▸ Excerpts from a dataset
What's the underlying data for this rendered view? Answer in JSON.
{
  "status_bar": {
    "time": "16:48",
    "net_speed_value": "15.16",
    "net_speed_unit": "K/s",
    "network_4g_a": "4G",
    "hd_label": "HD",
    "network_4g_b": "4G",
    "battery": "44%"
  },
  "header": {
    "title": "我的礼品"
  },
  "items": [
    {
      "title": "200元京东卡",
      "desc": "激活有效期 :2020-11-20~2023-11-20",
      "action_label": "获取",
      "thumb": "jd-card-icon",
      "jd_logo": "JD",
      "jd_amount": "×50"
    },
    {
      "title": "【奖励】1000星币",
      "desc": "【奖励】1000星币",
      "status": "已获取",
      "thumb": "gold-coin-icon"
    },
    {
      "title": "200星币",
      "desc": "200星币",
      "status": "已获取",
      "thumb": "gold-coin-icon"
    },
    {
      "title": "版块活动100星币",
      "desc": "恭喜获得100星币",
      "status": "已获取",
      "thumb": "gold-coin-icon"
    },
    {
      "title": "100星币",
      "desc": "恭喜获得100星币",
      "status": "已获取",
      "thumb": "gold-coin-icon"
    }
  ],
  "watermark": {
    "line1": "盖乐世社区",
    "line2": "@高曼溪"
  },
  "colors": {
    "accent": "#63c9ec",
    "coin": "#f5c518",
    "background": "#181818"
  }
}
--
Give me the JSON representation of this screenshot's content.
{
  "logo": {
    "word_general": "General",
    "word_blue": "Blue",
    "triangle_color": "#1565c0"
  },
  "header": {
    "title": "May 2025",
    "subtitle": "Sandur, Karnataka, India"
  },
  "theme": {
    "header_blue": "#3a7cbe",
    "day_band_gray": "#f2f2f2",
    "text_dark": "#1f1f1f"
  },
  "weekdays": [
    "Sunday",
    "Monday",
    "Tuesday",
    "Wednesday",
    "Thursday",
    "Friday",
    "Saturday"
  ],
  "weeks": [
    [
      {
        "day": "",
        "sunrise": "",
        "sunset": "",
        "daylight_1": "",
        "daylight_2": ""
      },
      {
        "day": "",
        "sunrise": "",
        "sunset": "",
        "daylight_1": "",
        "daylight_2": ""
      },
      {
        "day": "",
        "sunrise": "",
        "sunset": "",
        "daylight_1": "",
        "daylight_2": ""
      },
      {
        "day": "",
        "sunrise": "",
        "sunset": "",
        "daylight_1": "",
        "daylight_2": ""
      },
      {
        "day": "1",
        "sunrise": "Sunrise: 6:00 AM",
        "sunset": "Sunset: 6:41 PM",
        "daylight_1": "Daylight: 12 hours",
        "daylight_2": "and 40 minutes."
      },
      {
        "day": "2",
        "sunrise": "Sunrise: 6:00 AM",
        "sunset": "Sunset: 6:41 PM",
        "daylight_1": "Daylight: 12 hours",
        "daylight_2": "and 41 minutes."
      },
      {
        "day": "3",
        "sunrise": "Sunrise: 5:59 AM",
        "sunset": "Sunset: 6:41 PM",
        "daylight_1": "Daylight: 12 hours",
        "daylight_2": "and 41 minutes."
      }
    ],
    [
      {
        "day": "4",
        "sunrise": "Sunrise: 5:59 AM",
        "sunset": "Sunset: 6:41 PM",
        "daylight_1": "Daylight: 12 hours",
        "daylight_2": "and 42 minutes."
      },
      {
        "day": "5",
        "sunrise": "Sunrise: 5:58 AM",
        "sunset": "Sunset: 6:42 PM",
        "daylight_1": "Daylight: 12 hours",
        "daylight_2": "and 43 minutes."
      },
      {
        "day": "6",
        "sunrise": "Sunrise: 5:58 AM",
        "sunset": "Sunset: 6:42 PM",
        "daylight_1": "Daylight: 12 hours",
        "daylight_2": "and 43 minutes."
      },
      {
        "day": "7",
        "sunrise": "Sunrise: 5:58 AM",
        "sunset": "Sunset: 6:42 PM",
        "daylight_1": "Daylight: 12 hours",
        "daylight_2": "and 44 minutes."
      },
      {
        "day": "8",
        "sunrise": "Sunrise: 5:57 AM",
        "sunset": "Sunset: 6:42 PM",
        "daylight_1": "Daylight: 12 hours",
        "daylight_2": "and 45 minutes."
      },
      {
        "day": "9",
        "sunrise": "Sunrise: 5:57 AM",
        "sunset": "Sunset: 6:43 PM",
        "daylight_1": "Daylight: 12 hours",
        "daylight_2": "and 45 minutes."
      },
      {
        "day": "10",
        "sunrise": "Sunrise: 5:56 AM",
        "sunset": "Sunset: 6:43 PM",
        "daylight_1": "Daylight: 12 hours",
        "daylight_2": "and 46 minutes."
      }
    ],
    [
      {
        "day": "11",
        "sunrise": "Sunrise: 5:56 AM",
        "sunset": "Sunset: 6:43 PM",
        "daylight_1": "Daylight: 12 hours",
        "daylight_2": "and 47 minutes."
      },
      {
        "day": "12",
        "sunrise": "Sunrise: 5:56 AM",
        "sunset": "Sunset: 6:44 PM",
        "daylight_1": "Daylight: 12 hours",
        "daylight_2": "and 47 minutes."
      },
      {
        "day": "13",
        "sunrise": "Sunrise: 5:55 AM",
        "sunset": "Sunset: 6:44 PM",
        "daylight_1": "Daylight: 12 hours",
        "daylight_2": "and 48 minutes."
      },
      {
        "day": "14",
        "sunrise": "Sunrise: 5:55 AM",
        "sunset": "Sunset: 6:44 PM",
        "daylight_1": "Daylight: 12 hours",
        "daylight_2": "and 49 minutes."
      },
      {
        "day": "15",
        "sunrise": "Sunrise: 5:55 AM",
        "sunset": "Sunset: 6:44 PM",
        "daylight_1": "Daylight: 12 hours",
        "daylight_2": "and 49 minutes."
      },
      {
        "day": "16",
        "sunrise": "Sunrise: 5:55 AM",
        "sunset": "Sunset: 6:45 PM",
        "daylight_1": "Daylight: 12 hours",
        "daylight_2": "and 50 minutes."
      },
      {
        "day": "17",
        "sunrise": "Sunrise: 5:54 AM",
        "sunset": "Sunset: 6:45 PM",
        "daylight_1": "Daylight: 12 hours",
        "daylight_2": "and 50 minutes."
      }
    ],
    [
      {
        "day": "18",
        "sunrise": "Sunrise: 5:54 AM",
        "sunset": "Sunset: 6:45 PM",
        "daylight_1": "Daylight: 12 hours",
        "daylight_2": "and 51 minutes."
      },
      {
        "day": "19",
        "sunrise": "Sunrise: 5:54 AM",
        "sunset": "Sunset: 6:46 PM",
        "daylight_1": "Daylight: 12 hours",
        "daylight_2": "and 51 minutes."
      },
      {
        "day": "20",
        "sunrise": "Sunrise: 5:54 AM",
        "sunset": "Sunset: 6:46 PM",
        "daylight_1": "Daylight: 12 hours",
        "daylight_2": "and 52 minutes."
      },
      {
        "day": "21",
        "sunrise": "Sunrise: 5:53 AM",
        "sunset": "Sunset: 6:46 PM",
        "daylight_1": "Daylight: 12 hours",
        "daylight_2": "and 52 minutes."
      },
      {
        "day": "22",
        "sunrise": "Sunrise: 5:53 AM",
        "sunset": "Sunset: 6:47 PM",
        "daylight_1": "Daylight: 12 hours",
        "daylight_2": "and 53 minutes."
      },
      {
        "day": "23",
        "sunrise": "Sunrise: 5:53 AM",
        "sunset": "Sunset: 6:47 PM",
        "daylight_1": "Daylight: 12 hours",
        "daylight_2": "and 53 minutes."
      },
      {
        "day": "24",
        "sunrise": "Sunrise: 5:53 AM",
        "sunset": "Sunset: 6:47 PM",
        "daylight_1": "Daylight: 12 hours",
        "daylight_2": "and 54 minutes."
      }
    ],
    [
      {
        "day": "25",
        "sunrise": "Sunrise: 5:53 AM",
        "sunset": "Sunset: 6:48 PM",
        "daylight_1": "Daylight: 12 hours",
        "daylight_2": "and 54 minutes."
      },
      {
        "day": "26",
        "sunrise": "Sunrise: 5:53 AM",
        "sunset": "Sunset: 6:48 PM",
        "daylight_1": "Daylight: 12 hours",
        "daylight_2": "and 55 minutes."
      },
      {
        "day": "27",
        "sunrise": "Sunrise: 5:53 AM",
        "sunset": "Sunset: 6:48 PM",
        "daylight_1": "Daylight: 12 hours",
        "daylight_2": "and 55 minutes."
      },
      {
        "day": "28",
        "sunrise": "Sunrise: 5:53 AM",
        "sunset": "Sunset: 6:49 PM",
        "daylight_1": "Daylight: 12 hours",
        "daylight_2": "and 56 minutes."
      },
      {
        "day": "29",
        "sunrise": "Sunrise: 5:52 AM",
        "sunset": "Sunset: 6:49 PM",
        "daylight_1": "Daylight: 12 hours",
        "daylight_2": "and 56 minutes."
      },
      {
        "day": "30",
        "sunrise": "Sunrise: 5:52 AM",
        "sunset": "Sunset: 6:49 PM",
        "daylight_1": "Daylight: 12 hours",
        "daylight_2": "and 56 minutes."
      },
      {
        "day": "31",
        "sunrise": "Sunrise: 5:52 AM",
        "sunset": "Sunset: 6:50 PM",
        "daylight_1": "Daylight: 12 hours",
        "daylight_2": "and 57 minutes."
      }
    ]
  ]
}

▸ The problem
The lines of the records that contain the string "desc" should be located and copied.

▸ Response area
      "desc": "激活有效期 :2020-11-20~2023-11-20",
      "desc": "【奖励】1000星币",
      "desc": "200星币",
      "desc": "恭喜获得100星币",
      "desc": "恭喜获得100星币",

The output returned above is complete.